To test the efficacy of current treatment recommendations for parkinsonism and tardive dyskinesia (TD) severity in patients with severe mental illness (SMI).
We present an 18-year prospective study including all 223 patients with SMI (as defined by the 1987 US National Institute of Mental Health, which were based on DSM-III-R diagnostic criteria) receiving care from the only psychiatric hospital of the former Netherlands Antilles. Eight clinical assessments (1992-2009) focused on movement disorders and medication use. Tardive dyskinesia was measured by the Abnormal Involuntary Movement Scale and parkinsonism by the Unified Parkinson's Disease Rating Scale. Antipsychotics were classified into first-generation antipsychotic (FGA) versus second-generation antipsychotic (SGA) and high versus low dopamine 2 (D₂) affinity categories. The effect that switching has within each category on subsequent movement scores was calculated separately by using time-lagged multilevel logistic regression models.
There was a significant association between reduction in TD severity and starting/switching to an FGA (B = -3.54, P < .001) and starting/switching to a high D₂ affinity antipsychotic (B = -2.49, P < .01). Adding an SGA to existing FGA treatment was associated with reduction in TD severity (B = -2.43, P < .01). For parkinsonism, stopping antipsychotics predicted symptom reduction (B = -7.76, P < .01 in FGA/SGA-switch model; B = -7.74, P < .01 in D₂ affinity switch model), while starting a high D₂ affinity antipsychotic predicted an increase in symptoms (B = 3.29, P < .05 in D₂ affinity switch model).

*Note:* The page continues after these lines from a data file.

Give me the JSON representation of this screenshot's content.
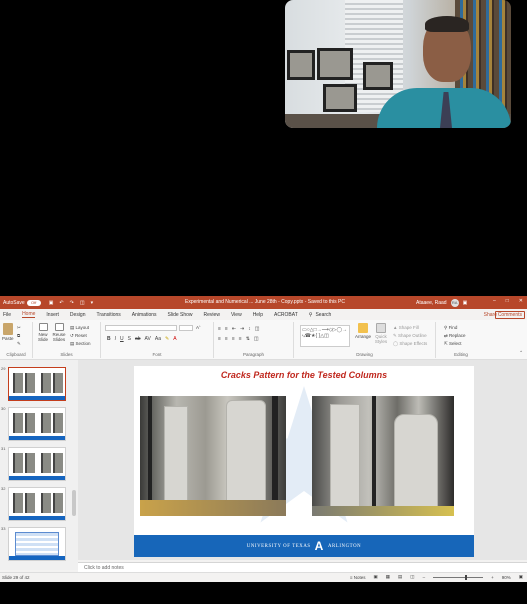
{
  "titlebar": {
    "autosave_label": "AutoSave",
    "autosave_state": "Off",
    "document_title": "Experimental and Numerical ... June 28th  -  Copy.pptx  -  Saved to this PC",
    "user_name": "Ataaee, Raad",
    "user_initials": "RA"
  },
  "tabs": [
    "File",
    "Home",
    "Insert",
    "Design",
    "Transitions",
    "Animations",
    "Slide Show",
    "Review",
    "View",
    "Help",
    "ACROBAT"
  ],
  "active_tab": "Home",
  "search_label": "Search",
  "share_label": "Share",
  "comments_label": "Comments",
  "ribbon": {
    "paste_label": "Paste",
    "layout_label": "Layout",
    "reset_label": "Reset",
    "section_label": "Section",
    "new_slide_label": "New Slide",
    "reuse_slides_label": "Reuse Slides",
    "arrange_label": "Arrange",
    "quick_styles_label": "Quick Styles",
    "shape_fill_label": "Shape Fill",
    "shape_outline_label": "Shape Outline",
    "shape_effects_label": "Shape Effects",
    "find_label": "Find",
    "replace_label": "Replace",
    "select_label": "Select",
    "groups": {
      "clipboard": "Clipboard",
      "slides": "Slides",
      "font": "Font",
      "paragraph": "Paragraph",
      "drawing": "Drawing",
      "editing": "Editing"
    }
  },
  "thumbnails": [
    {
      "number": "29"
    },
    {
      "number": "30"
    },
    {
      "number": "31"
    },
    {
      "number": "32"
    },
    {
      "number": "33"
    }
  ],
  "slide": {
    "title": "Cracks Pattern for the Tested Columns",
    "footer_left": "UNIVERSITY OF TEXAS",
    "footer_right": "ARLINGTON",
    "brand_color": "#1766b9",
    "title_color": "#c0281e"
  },
  "notes_placeholder": "Click to add notes",
  "statusbar": {
    "slide_counter": "Slide 29 of 42",
    "notes_label": "Notes",
    "zoom": "90%"
  }
}
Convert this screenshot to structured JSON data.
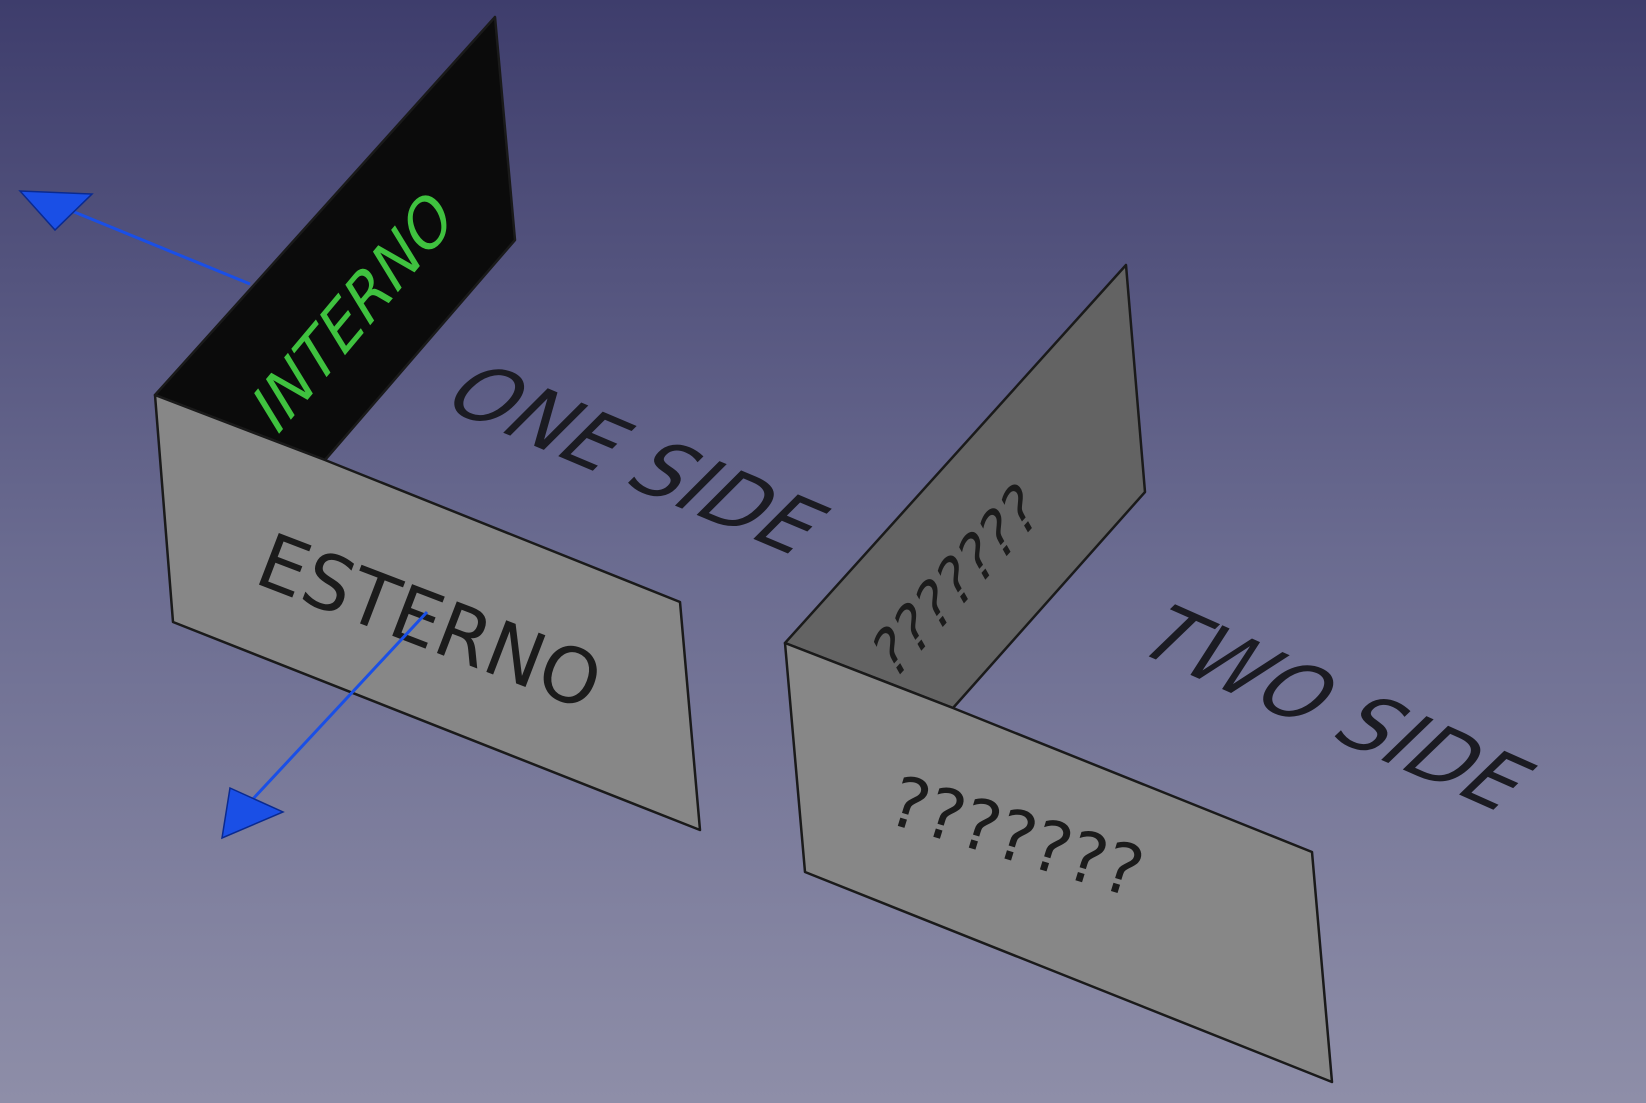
{
  "scene": {
    "background_top": "#3e3d6c",
    "background_bottom": "#8e8ea8",
    "arrow_color": "#1a4fe6",
    "one_side": {
      "title": "ONE SIDE",
      "inner_label": "INTERNO",
      "outer_label": "ESTERNO",
      "inner_face_color": "#0b0b0b",
      "outer_face_color": "#878787",
      "inner_label_color": "#3fc23f"
    },
    "two_side": {
      "title": "TWO SIDE",
      "inner_label": "???????",
      "outer_label": "???????",
      "inner_face_color": "#636363",
      "outer_face_color": "#878787"
    }
  }
}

The results show that switching from an FGA to an SGA does not necessarily result in a reduction of TD or parkinsonism. Only stopping all antipsychotics reduces the severity of parkinsonism, and starting an FGA or a high D₂ affinity antipsychotic may reduce the severity of TD.